If you usually participate in 5k Your Way, start with 1-2k walk/jog/run and build up or do your virtual course in reverse so that you don't compare yourself to where you were pre-Covid. With care and taking it slowly, you'll get back!
If you have questions that are not answered within this document please email Georgie, our 5K Your Way manager, on email@example.com
Appendix 1. Vaccine efficacy in those who are immunosuppressed.*
PHE data released on 9 July shows for those who are immunosuppressed, vaccine effectiveness against symptomatic infection is 4% after a first dose. However, this rises to 74% after a second dose, which amounts to broadly similar protection levels to those who are not in a risk group.1 It should be noted however that these figures are based on very small numbers of events in a subgroup which covers a broad definition of immunocompromise. The analysis also only looked at symptomatic disease. Further work is therefore needed to evaluate vaccine efficacy in specific groups, and to evaluate vaccine efficacy against severe outcomes.
It is also important to note that these are aggregated data for immunocompromised patients as a whole. Within this group there will be substantial variation in the degree of immunosuppression: in some individuals, any vaccine hypo-responsiveness might have been transient related to ongoing or recent chemotherapy that is time limited, suggesting that they might respond to a booster at a later time point. In other cases where immunosuppression is more intrinsic to the underlying condition, such as those with haematological malignancies2, any reduced ability to respond to vaccines might persist. Measurement of antibody levels post-vaccination appears to correlate in general with the likelihood of vaccine protection against infection, but unless T-cell responses are also measured, likely clinical protection against severe disease cannot be fully assessed.
The OCTAVE-DUO study is seeking answers to these issues by evaluating boosters for the immunosuppressed and should be able to report to JCVI by late August or early September. Notwithstanding, taken as a single group of patients, the aggregated estimate of vaccine effectiveness against infection is very reassuring for most patients, after two doses. These figures underline just how vital it is that everyone takes advantage of both doses to secure high levels of protection.
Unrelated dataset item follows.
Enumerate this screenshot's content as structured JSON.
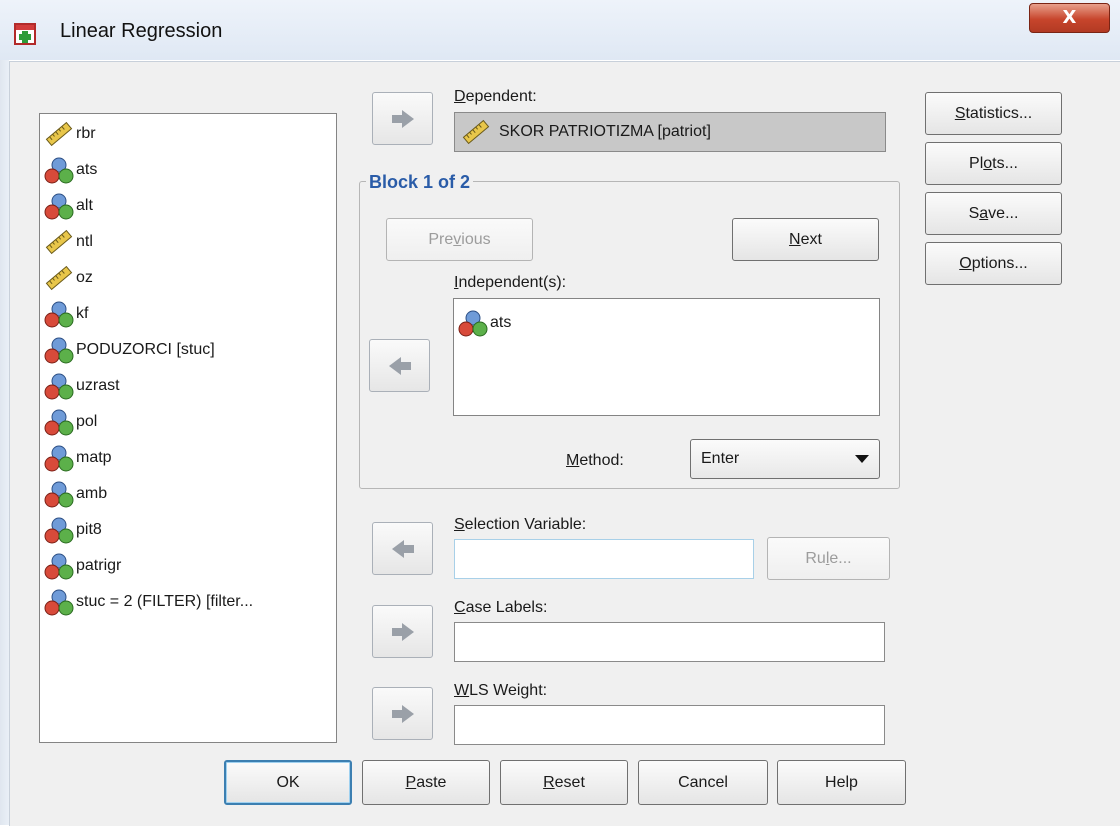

All clinically extremely vulnerable individuals, not just those who are immunosuppressed, have always been and remain a high priority group of individuals for COVID-19 vaccination (Cohorts 4 and 6). Interim advice from the JCVI, indicates that in the Autumn a programme of booster vaccinations may be offered to individuals over the age of 16 who are immunosuppressed and to adult household contacts. It remains important that clinicians in all areas of healthcare promote vaccination amongst this group and their adult household contacts, and that each contact is used to ensure that these groups are fully up to date with their vaccinations.
Where therapy with immunosuppressive drugs is being considered or may be required at short notice (i.e. from past history of acute flare ups requiring intervention), then full vaccination should be encouraged, and implemented in such a way as to promote optimal immune response. More information can be found HERE.
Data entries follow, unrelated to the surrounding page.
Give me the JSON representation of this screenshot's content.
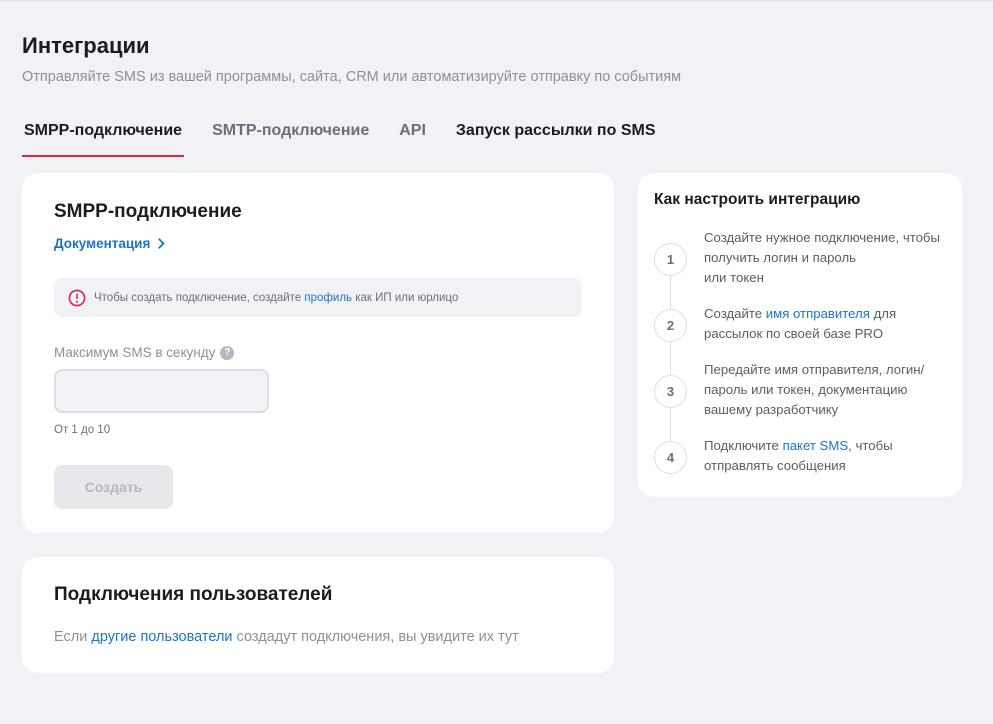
{
  "header": {
    "title": "Интеграции",
    "subtitle": "Отправляйте SMS из вашей программы, сайта, CRM или автоматизируйте отправку по событиям"
  },
  "tabs": [
    {
      "label": "SMPP-подключение",
      "active": true
    },
    {
      "label": "SMTP-подключение",
      "active": false
    },
    {
      "label": "API",
      "active": false
    },
    {
      "label": "Запуск рассылки по SMS",
      "active": false
    }
  ],
  "smpp": {
    "title": "SMPP-подключение",
    "doc_link": "Документация",
    "notice": {
      "before": "Чтобы создать подключение, создайте ",
      "link": "профиль",
      "after": " как ИП или юрлицо"
    },
    "field_label": "Максимум SMS в секунду",
    "help_glyph": "?",
    "field_value": "",
    "field_hint": "От 1 до 10",
    "create_label": "Создать"
  },
  "users": {
    "title": "Подключения пользователей",
    "text_before": "Если ",
    "link": "другие пользователи",
    "text_after": " создадут подключения, вы увидите их тут"
  },
  "guide": {
    "title": "Как настроить интеграцию",
    "steps": [
      {
        "num": "1",
        "before": "Создайте нужное подключение, чтобы получить логин и пароль",
        "link": "",
        "after": "или токен"
      },
      {
        "num": "2",
        "before": "Создайте ",
        "link": "имя отправителя",
        "after": " для рассылок по своей базе PRO"
      },
      {
        "num": "3",
        "before": "Передайте имя отправителя, логин/пароль или токен, документацию вашему разработчику",
        "link": "",
        "after": ""
      },
      {
        "num": "4",
        "before": "Подключите ",
        "link": "пакет SMS",
        "after": ", чтобы отправлять сообщения"
      }
    ]
  },
  "colors": {
    "accent": "#e3224b",
    "link": "#1e73c8",
    "warning": "#e3224b",
    "background": "#f1f2f6"
  }
}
Further information on the vaccine and blood cancer can be found on the Blood Cancer UK website HERE.
*Taken from government advice to clinicians, dated 19/7/21.